Terntank Rederi A/S, a Danish-Swedish shipping, chartering and ship management company, has taken up an option to add two sister ships to the two Liquefied Natural Gas (LNG) powered product tankers ordered in the autumn of 2013. All four ships are on order at the Chinese shipyard Avic Dingheng Shipbuilding Co., Ltd, in Jiangsu. The ships will be delivered at three-month intervals with the first to arrive in the spring of 2016 and the fourth in the beginning of 2017.
Terntank elected to declare its two options because there is considered to be a demand for energy efficient and environmentally adapted tanker tonnage.
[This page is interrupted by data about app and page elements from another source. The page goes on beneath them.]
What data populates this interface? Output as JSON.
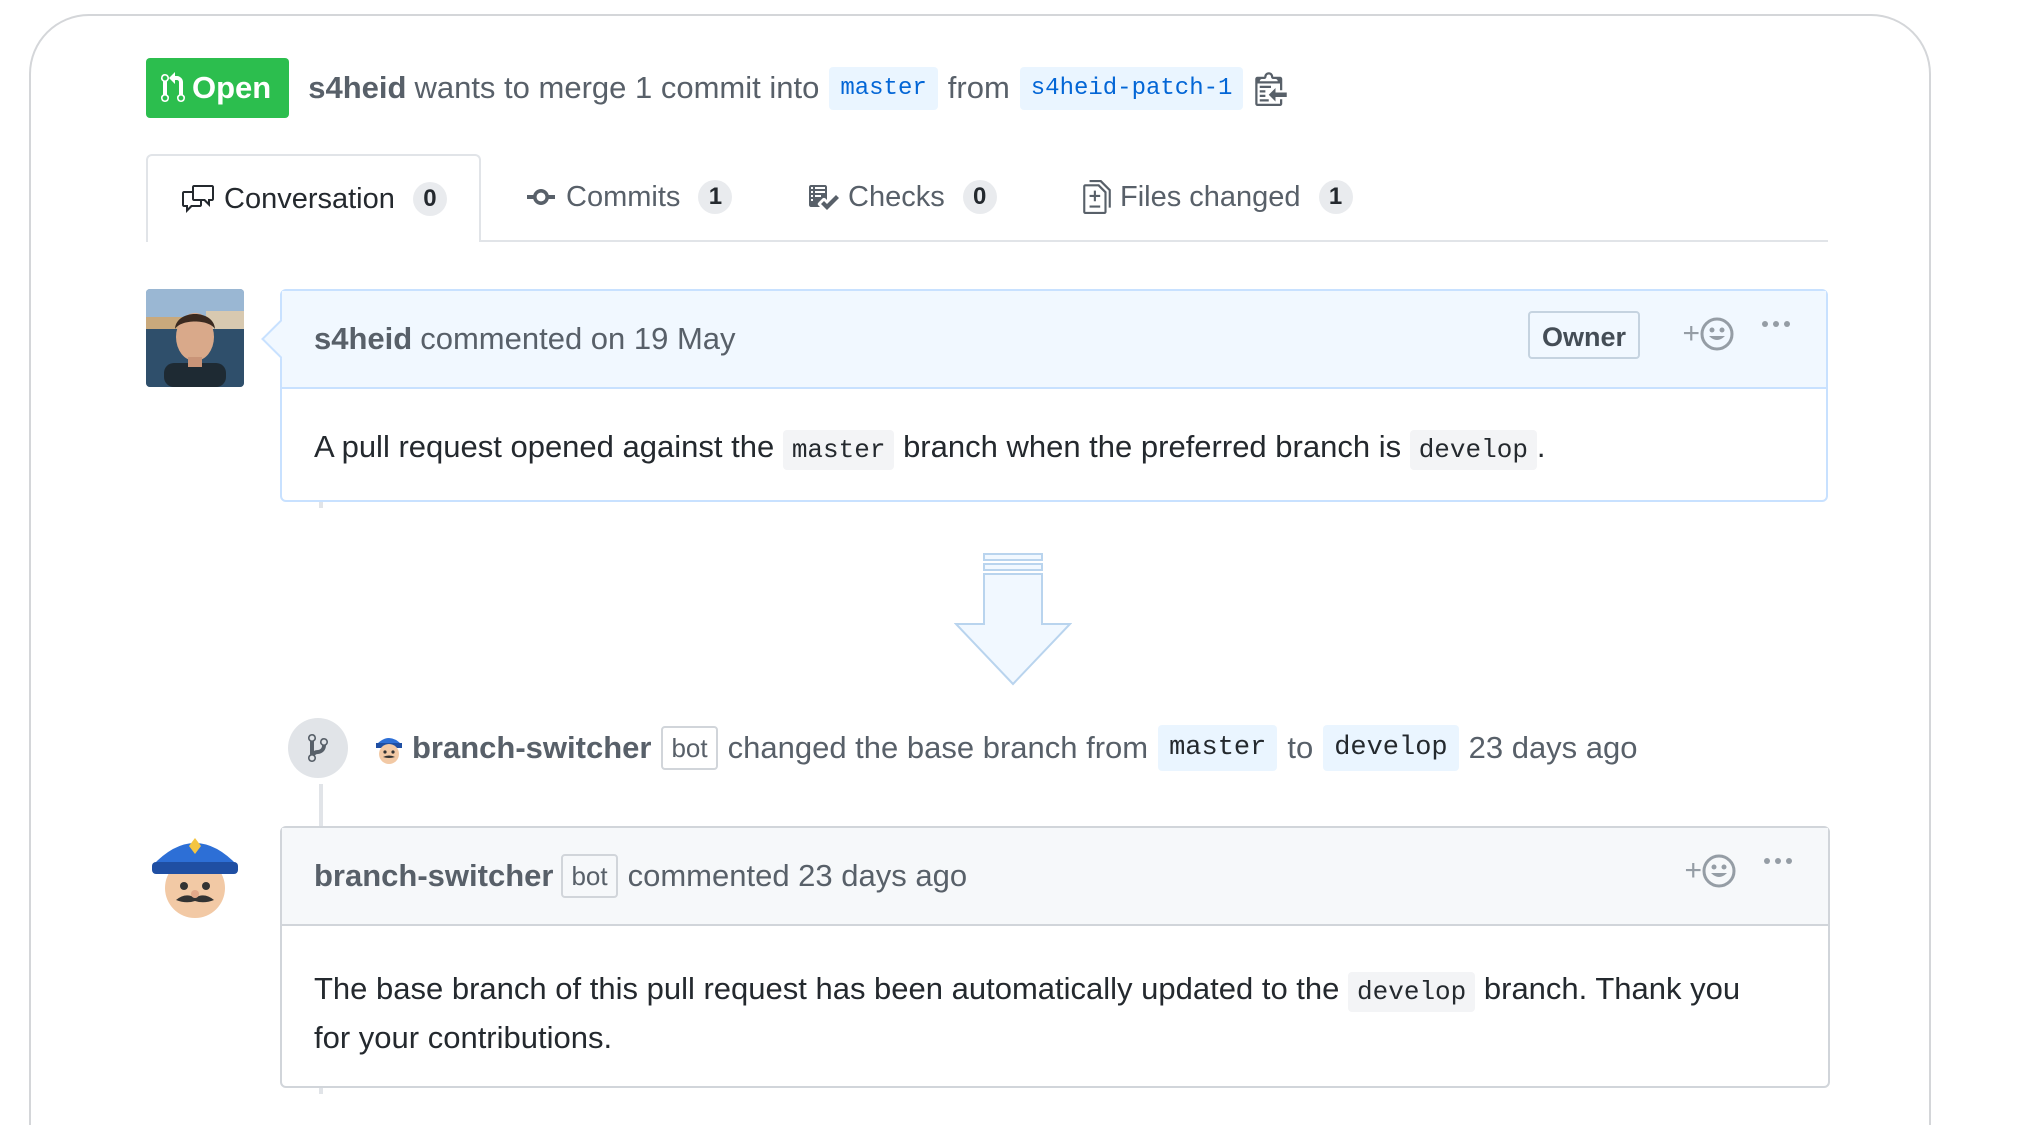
{
  "header": {
    "state_label": "Open",
    "author": "s4heid",
    "merge_text": "wants to merge 1 commit into",
    "base_branch": "master",
    "from_text": "from",
    "head_branch": "s4heid-patch-1"
  },
  "tabs": [
    {
      "label": "Conversation",
      "count": "0"
    },
    {
      "label": "Commits",
      "count": "1"
    },
    {
      "label": "Checks",
      "count": "0"
    },
    {
      "label": "Files changed",
      "count": "1"
    }
  ],
  "comment1": {
    "author": "s4heid",
    "meta": "commented on 19 May",
    "owner_label": "Owner",
    "reaction_plus": "+",
    "body_before": "A pull request opened against the",
    "code1": "master",
    "body_middle": "branch when the preferred branch is",
    "code2": "develop",
    "body_after": "."
  },
  "event": {
    "author": "branch-switcher",
    "bot_label": "bot",
    "text": "changed the base branch from",
    "from_branch": "master",
    "to_text": "to",
    "to_branch": "develop",
    "time": "23 days ago"
  },
  "comment2": {
    "author": "branch-switcher",
    "bot_label": "bot",
    "meta": "commented 23 days ago",
    "reaction_plus": "+",
    "body_before": "The base branch of this pull request has been automatically updated to the",
    "code": "develop",
    "body_after": "branch. Thank you",
    "body_line2": "for your contributions."
  },
  "colors": {
    "open_green": "#2cbe4e",
    "link_blue": "#0366d6",
    "owner_border": "#c8e1ff"
  }
}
The vessels will be fitted with Wärtsilä RT-flex50DF engines.
By using LNG as fuel it is possible to achieve significant environmental advantages in comparison with low-sulphur marine gas oil, which many shipping companies will be switching to when the more stringent sulphur regulations come into force in 2015. LNG reduces emissions of SOx by 90 per cent, NOx emissions by almost 80 per cent, and particulate matter by over 90 per cent. The newly built ships will also emit 35 to 40 per cent lower volumes of CO2 than a conventional tanker today, reports Terntank.
The ships will be fitted with a low-speed dual-fuel main engine from Wärtsilä with low-pressure technology. The new engine complies with the emission requirements for IMO Tier III without other exhaust emission systems for NOx during the use of LNG. Bunkering will take place ship-to-ship with bunker ships.
Two of the new ships will be long-term chartered by Helsinki-based NEOT (North European Oil Trade Oy). “We believe LNG technology will help us to ensure continuous operations in the Baltic Sea region by meeting the Sulphur Emission Control Area (SECA) requirements that will become binding from the 1st January 2015,” says Satu Mattila, Chartering Manager at NEOT.
“One key issue will be access to LNG as a 100 per cent bunker fuel in order to utilise all the environmental aspects for these vessels. We believe that within our trading area, which is mainly the Baltic Sea area, it could be possible to consider chartering even more LNG powered vessels in the future,” says Satu Mattila.
(Source: Terntank from Sjöfartstidningen)